_What the task requires_
Lines in the records below that contain the word "screenshot" must each be copied.

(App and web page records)
▼

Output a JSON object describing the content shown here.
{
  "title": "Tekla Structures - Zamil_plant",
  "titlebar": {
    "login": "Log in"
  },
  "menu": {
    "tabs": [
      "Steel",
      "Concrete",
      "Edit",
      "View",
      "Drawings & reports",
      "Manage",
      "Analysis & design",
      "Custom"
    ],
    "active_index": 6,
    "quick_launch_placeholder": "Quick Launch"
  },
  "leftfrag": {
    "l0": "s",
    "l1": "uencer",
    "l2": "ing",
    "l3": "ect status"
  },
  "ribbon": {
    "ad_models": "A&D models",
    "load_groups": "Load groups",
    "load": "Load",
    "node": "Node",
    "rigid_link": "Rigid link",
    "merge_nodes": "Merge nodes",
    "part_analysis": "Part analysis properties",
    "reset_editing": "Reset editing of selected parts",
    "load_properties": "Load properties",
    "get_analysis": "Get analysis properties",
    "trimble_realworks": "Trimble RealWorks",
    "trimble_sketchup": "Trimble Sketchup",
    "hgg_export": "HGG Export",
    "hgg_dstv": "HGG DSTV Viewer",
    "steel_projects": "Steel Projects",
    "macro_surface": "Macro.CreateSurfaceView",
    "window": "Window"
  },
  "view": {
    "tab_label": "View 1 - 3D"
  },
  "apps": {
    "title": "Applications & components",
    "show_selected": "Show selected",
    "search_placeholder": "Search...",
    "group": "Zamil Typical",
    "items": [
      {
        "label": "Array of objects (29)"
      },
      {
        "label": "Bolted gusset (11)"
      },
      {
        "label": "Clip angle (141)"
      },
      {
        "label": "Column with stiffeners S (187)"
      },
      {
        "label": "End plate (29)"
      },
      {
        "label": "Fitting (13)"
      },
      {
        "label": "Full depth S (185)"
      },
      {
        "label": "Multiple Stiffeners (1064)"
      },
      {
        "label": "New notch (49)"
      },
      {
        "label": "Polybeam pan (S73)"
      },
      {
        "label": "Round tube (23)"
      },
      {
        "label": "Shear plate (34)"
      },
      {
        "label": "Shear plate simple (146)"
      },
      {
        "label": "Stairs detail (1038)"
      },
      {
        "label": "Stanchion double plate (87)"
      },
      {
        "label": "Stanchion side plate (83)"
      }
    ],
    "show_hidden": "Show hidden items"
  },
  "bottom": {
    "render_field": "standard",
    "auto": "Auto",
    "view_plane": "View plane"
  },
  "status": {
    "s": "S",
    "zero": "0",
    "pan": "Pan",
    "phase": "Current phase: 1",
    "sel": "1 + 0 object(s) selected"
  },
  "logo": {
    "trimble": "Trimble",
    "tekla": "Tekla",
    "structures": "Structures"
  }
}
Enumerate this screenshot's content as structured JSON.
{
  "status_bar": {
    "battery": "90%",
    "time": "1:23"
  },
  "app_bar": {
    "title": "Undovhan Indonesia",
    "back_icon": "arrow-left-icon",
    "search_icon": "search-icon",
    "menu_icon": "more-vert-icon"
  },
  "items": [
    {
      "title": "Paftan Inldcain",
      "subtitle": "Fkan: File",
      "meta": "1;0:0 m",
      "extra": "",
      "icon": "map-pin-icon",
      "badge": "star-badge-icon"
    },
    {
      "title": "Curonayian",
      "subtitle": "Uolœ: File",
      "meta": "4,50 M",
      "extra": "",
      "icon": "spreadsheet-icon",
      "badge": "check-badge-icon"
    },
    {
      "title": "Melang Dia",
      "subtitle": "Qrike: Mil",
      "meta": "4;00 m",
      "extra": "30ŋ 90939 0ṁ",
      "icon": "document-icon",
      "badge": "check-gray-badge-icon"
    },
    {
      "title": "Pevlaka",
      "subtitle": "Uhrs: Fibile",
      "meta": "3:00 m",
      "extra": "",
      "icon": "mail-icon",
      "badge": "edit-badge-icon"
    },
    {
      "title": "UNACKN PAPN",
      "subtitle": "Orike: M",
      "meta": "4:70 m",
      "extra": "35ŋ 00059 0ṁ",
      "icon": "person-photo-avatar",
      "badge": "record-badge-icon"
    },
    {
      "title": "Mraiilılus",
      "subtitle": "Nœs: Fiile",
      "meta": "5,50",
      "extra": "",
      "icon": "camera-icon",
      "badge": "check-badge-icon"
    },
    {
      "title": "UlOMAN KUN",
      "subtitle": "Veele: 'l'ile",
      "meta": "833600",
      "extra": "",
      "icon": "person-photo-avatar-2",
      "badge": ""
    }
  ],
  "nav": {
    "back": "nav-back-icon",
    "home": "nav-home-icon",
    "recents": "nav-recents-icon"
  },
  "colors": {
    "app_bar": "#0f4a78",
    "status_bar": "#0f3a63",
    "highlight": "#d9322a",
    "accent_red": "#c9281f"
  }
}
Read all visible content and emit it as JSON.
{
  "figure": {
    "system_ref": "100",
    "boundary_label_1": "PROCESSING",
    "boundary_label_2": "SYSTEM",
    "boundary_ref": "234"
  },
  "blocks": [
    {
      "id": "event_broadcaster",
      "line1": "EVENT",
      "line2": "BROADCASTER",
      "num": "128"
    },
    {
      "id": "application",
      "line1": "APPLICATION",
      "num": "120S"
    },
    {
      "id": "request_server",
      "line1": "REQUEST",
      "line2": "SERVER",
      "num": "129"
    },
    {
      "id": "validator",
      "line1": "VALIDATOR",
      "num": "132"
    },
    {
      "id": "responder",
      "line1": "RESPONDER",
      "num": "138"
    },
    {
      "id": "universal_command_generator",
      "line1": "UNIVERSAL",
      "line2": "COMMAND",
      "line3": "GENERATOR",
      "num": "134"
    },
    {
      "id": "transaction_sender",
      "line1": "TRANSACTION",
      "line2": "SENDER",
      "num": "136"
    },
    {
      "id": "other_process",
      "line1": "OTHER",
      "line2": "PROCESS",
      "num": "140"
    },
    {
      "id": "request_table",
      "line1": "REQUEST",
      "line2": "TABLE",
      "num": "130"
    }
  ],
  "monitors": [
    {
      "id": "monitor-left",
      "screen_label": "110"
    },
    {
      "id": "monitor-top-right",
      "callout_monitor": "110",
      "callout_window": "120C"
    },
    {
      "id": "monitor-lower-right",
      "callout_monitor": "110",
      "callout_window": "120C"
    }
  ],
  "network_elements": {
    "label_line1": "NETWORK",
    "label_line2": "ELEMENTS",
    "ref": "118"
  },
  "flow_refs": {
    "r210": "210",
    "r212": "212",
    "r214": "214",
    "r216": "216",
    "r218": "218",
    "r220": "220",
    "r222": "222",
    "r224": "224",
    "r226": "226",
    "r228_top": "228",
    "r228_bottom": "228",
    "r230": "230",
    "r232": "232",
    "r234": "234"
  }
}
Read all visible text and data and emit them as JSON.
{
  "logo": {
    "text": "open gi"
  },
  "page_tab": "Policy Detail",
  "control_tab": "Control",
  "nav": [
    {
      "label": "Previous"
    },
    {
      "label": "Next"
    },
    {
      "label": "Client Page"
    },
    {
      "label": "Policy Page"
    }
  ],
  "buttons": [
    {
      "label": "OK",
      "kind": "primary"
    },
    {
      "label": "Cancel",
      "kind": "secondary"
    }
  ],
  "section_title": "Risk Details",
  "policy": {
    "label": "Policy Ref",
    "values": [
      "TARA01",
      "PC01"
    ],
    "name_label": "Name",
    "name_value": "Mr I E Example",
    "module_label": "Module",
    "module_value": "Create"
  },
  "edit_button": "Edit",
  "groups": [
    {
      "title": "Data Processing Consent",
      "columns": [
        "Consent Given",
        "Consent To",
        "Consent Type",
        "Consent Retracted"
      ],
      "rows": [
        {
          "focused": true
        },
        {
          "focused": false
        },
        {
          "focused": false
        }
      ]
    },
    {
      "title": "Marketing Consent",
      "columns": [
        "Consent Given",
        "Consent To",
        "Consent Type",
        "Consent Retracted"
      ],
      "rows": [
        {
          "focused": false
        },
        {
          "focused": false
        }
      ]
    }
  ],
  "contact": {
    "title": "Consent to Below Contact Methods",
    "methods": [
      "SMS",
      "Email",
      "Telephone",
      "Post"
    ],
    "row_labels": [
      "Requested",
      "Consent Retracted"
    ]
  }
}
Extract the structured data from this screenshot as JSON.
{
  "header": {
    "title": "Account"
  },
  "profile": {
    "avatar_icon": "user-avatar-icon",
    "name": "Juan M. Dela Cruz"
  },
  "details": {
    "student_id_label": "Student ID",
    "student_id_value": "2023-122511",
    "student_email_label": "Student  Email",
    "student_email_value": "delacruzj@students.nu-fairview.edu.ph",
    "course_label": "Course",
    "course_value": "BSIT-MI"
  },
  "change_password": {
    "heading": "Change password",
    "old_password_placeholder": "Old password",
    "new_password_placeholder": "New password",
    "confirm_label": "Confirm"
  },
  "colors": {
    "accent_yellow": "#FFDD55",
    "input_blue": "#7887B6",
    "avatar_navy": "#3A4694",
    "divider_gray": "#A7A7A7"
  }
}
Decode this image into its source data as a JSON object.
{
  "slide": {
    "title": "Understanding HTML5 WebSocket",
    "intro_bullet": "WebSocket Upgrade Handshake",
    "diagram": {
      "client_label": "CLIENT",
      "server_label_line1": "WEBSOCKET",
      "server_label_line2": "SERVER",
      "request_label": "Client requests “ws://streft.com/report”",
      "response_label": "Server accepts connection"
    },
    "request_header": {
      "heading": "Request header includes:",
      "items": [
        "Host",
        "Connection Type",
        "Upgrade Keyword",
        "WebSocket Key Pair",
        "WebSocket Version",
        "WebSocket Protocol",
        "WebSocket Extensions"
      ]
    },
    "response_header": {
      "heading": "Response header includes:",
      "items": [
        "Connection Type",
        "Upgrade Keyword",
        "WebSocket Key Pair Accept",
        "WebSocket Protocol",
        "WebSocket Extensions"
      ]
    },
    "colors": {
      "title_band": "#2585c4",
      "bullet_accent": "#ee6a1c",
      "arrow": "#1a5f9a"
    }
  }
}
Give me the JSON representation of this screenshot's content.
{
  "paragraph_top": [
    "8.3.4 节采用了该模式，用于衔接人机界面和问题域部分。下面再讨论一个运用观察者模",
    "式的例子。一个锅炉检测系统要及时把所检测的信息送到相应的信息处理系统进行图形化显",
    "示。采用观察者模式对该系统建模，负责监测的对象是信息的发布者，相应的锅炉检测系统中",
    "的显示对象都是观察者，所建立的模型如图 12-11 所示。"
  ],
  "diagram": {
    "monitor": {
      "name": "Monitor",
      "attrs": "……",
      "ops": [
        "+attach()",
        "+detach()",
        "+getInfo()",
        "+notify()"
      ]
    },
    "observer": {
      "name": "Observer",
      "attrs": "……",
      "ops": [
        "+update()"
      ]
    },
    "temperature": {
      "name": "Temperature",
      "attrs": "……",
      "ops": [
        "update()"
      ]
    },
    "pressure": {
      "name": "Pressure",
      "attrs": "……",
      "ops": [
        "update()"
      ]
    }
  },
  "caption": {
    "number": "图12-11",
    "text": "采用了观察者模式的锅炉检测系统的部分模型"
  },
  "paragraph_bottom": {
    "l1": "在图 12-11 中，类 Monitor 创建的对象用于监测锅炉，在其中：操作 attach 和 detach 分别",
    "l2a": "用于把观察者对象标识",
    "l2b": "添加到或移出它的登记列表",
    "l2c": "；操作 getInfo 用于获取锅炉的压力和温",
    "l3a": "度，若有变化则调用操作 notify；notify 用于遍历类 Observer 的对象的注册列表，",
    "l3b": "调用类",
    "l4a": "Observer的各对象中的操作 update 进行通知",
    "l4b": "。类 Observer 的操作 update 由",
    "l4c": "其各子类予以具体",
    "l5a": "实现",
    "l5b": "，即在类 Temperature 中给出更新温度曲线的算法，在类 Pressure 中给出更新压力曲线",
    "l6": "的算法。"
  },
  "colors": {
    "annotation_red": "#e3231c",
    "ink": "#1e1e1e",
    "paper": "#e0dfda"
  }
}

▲

_Expected output_
Enumerate this screenshot's content as structured JSON.
Extract the structured data from this screenshot as JSON.
Give me the JSON representation of this screenshot's content.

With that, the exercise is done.